A common example of “freely available” software is OpenOffice.org. When you go to the site, and click around, you’ll notice that if offers the same types of computer software applications as Microsoft Office. There is a Word Processor, a Spreadsheet application, a Presentation application, a Database application…even its own Draw application. All in a single download, all for zero dollars. Yes, $0.

But, not only do you get the computer software for $0, you get access to the source code!

And this is where the fun begins because, with the source code, you are allowed “to alter and change” and make OpenOffice.org do what you want. Plenty of people have given you a head start with various extensions. One of my favorites is the Writer’s Tools. It has this nifty feature, called Start/Stop Timer, that “can be used to keep tabs on the time spent on the currently opened document and save the time data (the document name, used time, and date) in the accompanying WriterDB database.”

Oops. There’s a scary word: “database.” If you’ve used products like Microsoft Access, I can understand (though I hear it has gotten better but I’m skeptical). Not all databases are bad, though. When done correctly, they can make life easier. Dynamic websites are often run by databases. Google runs off many many databases. There has to be some efficient way to track and store those millions of search queries every hour or so, right? So the word may seem scary, but databases are pretty useful.

So the Writer’s Tools has a timer function that tracks your time on a document and lets you store it in the accompanying WriterDB. Then there is this other nifty feature called MiniInvoices: “a customizable invoicing solution for writers. miniInvoices is built with OpenOffice.org Base and relies on the Sun Report Builder extension. The solution features support for multiple currencies and basic reporting capabilities. The latter allows the user to generate print-ready invoices and earning reports.”

At the moment, the timer function does not hook into the miniInvoices feature, and the Timer does not start/stop automatically when you open/close a file. I posted a comment on the site, and the developer responded that the miniInvoices integration is under consideration for a future release.
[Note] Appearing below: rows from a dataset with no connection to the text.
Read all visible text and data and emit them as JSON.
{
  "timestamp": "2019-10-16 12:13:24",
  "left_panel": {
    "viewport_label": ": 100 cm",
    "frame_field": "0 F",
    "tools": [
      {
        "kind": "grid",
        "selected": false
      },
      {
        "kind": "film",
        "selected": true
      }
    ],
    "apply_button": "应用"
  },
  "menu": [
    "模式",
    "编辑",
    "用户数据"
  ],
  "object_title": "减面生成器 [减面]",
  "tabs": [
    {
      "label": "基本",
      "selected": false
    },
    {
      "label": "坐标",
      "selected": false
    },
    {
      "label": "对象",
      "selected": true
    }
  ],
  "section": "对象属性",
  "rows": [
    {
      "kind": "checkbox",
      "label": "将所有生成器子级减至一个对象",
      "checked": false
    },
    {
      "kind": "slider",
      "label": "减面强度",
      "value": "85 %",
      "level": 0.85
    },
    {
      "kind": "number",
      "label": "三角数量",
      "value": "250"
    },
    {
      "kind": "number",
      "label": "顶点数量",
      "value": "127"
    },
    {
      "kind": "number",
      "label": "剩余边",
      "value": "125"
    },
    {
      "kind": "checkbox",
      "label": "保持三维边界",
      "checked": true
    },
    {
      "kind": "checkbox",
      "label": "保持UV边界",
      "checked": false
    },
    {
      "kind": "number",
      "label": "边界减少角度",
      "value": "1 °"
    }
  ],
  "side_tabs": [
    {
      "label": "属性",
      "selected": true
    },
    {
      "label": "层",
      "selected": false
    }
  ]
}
When I mention this small set back, many people throw up there hands and start that “not different that MS Office” speech, until I ask “Well, where is the Timer function in MS Word?” There is silence, followed by “Is there a Timer function is MS Word?” I’m told there is, but have yet to find it, or anyone who uses it.

Do any of you?
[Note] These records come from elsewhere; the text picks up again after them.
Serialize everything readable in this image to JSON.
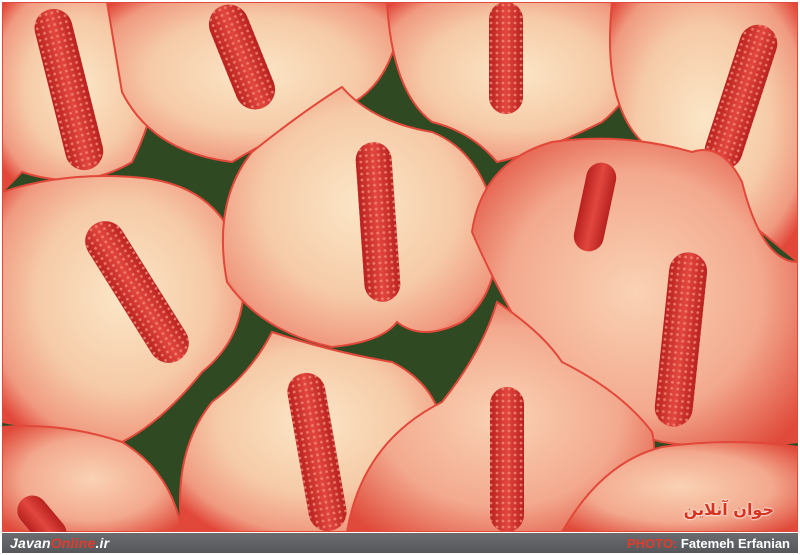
{
  "photo": {
    "subject": "anthurium-flowers",
    "colors": {
      "spathe_light": "#f7d9b4",
      "spathe_mid": "#f2b59a",
      "spathe_edge": "#e2483a",
      "spadix": "#d3322e",
      "foliage": "#2f4a22"
    }
  },
  "watermark": {
    "text": "جوان آنلاین"
  },
  "footer": {
    "brand_part1": "Javan",
    "brand_part2": "Online",
    "brand_part3": ".ir",
    "credit_label": "PHOTO:",
    "credit_name": "Fatemeh Erfanian"
  }
}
And good luck hooking a Microsoft product to a non-Microsoft product to generate a Client bill. Not saying it isn’t doable, but it seems people use a different billing system that doesn’t necessarily communicate well with Microsoft. The “proprietary walled garden” cuts off communication. The source code for Writer’s Tools, however, is freely available under the GNU GPL. The “proprietary walled garden” has no walls, so communication is open, flowers are free to bloom where they please. There is no barrier in connecting different computer software applications together in order to produce an end result, such as a Client bill.

I’m curious…how many steps does it take to create a Client bill? Do you keep a spreadsheet that gets imported into computer software such as Quicken? Everyone seems to have their own methods, and they all have tricks they’ve learned but also wonder why technology can’t help automate some of these tasks. There is an open source solution…
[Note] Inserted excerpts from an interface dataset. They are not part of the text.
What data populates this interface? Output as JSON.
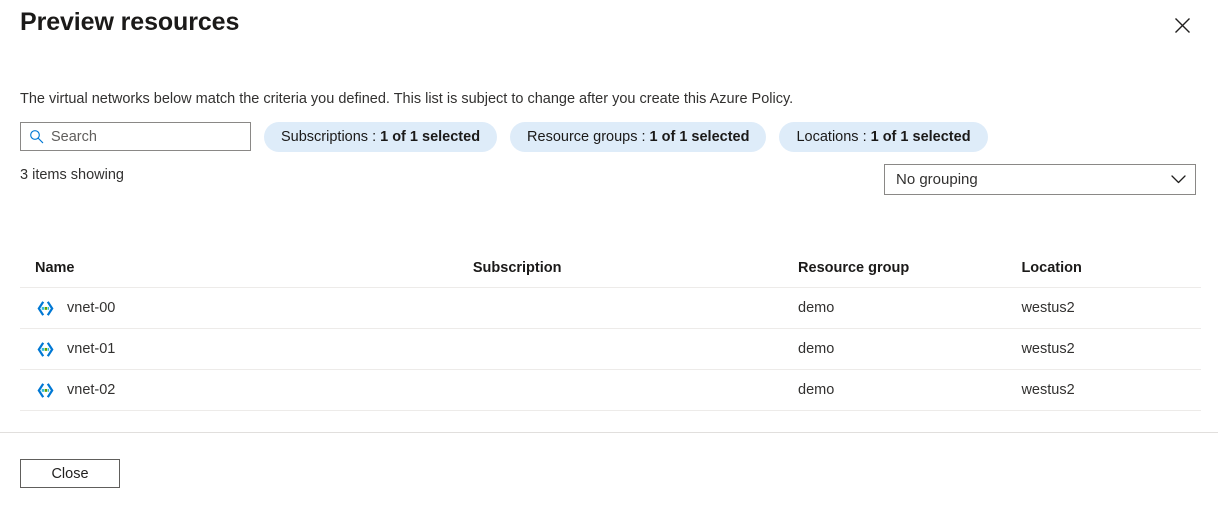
{
  "header": {
    "title": "Preview resources",
    "close_icon": "close-icon"
  },
  "description": "The virtual networks below match the criteria you defined. This list is subject to change after you create this Azure Policy.",
  "filters": {
    "search": {
      "icon": "search-icon",
      "placeholder": "Search",
      "value": ""
    },
    "pills": [
      {
        "label": "Subscriptions :",
        "value": "1 of 1 selected"
      },
      {
        "label": "Resource groups :",
        "value": "1 of 1 selected"
      },
      {
        "label": "Locations :",
        "value": "1 of 1 selected"
      }
    ]
  },
  "results": {
    "count_text": "3 items showing",
    "grouping": {
      "selected": "No grouping",
      "chevron_icon": "chevron-down-icon"
    }
  },
  "table": {
    "columns": [
      "Name",
      "Subscription",
      "Resource group",
      "Location"
    ],
    "rows": [
      {
        "icon": "virtual-network-icon",
        "name": "vnet-00",
        "subscription": "",
        "resource_group": "demo",
        "location": "westus2"
      },
      {
        "icon": "virtual-network-icon",
        "name": "vnet-01",
        "subscription": "",
        "resource_group": "demo",
        "location": "westus2"
      },
      {
        "icon": "virtual-network-icon",
        "name": "vnet-02",
        "subscription": "",
        "resource_group": "demo",
        "location": "westus2"
      }
    ]
  },
  "footer": {
    "close_label": "Close"
  },
  "colors": {
    "pill_background": "#deecf9",
    "accent_blue": "#0078d4",
    "icon_blue": "#0078d4",
    "icon_cyan": "#32bedd",
    "icon_green": "#5ea000",
    "border": "#8a8886",
    "row_divider": "#edebe9"
  }
}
So “freely available” and “to change and alter” mean that you don’t have to pay anything to get the computer software AND the source code, you less likely to get sued for infringement for tinkering with the source code and in the end, you’ll have a more streamlined, productive business side so you can focus on doing what you do best: lawyering.

OpenOffice.org is just one example, and comes readily to mind as I have been using it for a project the last two months. I work on a MacBookPro, and the Client sends me documents in .docx but I have MS 2004, which can’t read .docx, so I use OpenOffice.org. Problem solved!

Thus concludes the introduction on the 4 pieces of Open Source. There are many other examples of open source applications, though, that lawyers and legal professionals may find useful, so stay tuned!